▶ _Available data_:

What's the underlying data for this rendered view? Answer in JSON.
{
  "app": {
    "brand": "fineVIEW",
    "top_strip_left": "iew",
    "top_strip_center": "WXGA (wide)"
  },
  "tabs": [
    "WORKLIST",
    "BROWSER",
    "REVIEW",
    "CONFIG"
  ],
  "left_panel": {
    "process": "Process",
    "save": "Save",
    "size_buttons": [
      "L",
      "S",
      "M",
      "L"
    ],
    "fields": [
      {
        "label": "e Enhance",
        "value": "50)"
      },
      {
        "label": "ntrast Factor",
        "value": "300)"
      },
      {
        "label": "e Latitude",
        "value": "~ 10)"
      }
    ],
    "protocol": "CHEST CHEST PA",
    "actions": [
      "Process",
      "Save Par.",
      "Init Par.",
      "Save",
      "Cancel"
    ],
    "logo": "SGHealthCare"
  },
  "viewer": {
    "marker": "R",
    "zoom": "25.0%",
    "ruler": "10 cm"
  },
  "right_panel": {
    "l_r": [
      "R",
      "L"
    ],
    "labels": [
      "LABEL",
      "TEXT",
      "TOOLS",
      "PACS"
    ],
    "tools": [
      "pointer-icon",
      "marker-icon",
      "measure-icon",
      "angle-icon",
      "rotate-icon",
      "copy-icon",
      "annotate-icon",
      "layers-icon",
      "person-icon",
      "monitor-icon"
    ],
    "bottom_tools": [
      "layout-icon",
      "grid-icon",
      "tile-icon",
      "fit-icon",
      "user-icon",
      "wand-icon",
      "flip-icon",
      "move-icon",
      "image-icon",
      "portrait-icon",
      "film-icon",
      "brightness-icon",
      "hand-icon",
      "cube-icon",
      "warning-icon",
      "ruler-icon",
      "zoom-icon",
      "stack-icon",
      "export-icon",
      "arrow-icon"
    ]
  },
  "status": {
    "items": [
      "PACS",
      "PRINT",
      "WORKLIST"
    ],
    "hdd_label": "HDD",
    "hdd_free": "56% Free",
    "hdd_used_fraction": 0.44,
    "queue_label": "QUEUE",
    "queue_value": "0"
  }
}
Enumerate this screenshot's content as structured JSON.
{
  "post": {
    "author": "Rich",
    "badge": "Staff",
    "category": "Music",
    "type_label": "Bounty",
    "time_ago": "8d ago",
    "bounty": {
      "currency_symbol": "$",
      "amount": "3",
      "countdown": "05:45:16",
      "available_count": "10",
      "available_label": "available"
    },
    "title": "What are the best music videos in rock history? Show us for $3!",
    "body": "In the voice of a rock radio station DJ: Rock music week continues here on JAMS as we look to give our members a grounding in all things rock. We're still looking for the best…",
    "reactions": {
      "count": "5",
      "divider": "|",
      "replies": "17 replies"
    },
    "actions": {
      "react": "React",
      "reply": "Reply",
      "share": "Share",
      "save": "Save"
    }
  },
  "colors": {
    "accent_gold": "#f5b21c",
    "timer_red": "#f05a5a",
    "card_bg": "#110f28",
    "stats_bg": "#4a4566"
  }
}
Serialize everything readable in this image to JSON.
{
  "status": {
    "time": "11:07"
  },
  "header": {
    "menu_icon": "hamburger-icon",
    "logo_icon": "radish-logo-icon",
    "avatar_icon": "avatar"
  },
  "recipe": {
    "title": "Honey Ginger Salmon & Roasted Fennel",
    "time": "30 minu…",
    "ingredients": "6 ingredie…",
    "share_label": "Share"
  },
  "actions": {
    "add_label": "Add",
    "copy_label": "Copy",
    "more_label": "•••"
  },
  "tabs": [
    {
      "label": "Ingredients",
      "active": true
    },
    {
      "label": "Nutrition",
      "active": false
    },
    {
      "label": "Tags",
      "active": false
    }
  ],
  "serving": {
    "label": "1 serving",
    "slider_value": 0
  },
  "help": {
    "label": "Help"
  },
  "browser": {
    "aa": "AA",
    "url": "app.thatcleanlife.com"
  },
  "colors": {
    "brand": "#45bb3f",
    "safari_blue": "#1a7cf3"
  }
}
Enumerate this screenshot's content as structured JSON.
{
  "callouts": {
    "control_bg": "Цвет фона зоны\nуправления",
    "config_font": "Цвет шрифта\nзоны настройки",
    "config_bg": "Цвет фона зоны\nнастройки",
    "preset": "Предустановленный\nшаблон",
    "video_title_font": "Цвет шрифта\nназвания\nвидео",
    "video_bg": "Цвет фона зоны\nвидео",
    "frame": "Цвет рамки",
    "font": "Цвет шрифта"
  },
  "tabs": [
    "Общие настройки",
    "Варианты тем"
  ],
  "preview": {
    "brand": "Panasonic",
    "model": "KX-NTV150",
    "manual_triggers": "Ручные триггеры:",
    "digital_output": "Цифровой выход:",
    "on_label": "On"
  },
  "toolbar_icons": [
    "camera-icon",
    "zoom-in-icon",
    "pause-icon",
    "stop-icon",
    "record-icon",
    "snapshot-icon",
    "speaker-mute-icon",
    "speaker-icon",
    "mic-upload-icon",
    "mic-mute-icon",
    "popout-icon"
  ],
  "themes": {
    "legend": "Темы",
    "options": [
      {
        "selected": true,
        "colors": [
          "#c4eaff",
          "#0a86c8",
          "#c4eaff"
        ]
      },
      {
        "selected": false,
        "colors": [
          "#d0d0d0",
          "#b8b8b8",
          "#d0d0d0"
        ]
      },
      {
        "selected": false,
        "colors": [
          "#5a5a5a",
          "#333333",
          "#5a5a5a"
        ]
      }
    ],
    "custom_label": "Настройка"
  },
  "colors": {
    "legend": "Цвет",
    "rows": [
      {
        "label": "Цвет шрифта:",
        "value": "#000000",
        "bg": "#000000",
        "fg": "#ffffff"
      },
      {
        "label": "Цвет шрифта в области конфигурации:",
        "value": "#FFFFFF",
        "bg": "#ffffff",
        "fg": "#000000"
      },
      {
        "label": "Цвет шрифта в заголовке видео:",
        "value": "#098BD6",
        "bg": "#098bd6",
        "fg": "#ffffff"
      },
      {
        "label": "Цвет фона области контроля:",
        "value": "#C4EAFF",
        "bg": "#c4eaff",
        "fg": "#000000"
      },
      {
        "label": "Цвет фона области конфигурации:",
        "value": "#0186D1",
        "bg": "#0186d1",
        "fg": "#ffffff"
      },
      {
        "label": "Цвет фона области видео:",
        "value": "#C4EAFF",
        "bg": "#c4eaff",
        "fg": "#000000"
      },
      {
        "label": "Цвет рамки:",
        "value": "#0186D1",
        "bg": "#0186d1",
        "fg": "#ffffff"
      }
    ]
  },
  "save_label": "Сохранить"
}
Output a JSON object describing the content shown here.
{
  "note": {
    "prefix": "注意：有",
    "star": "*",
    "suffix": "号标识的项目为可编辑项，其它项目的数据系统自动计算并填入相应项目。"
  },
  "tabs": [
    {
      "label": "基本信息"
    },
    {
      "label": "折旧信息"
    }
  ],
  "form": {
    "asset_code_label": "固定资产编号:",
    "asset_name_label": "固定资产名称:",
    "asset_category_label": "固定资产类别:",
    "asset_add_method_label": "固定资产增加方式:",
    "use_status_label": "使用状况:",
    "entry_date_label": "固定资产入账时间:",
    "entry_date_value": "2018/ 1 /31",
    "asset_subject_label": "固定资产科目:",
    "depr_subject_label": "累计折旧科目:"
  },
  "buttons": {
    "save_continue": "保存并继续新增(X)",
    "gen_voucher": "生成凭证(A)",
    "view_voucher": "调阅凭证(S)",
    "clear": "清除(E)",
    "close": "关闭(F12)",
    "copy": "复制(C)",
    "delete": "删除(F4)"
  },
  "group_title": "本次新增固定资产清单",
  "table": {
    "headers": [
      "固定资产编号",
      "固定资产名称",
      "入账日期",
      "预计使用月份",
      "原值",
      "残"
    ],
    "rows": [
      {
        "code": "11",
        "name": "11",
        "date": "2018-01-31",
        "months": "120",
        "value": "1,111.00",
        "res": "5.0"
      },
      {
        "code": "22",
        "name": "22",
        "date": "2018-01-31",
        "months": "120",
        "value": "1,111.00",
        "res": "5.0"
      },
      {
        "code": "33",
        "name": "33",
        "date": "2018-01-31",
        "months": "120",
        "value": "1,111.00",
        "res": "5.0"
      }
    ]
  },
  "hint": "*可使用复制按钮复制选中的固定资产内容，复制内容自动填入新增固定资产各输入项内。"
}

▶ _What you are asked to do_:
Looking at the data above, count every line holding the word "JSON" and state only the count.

▶ _Output below_:
5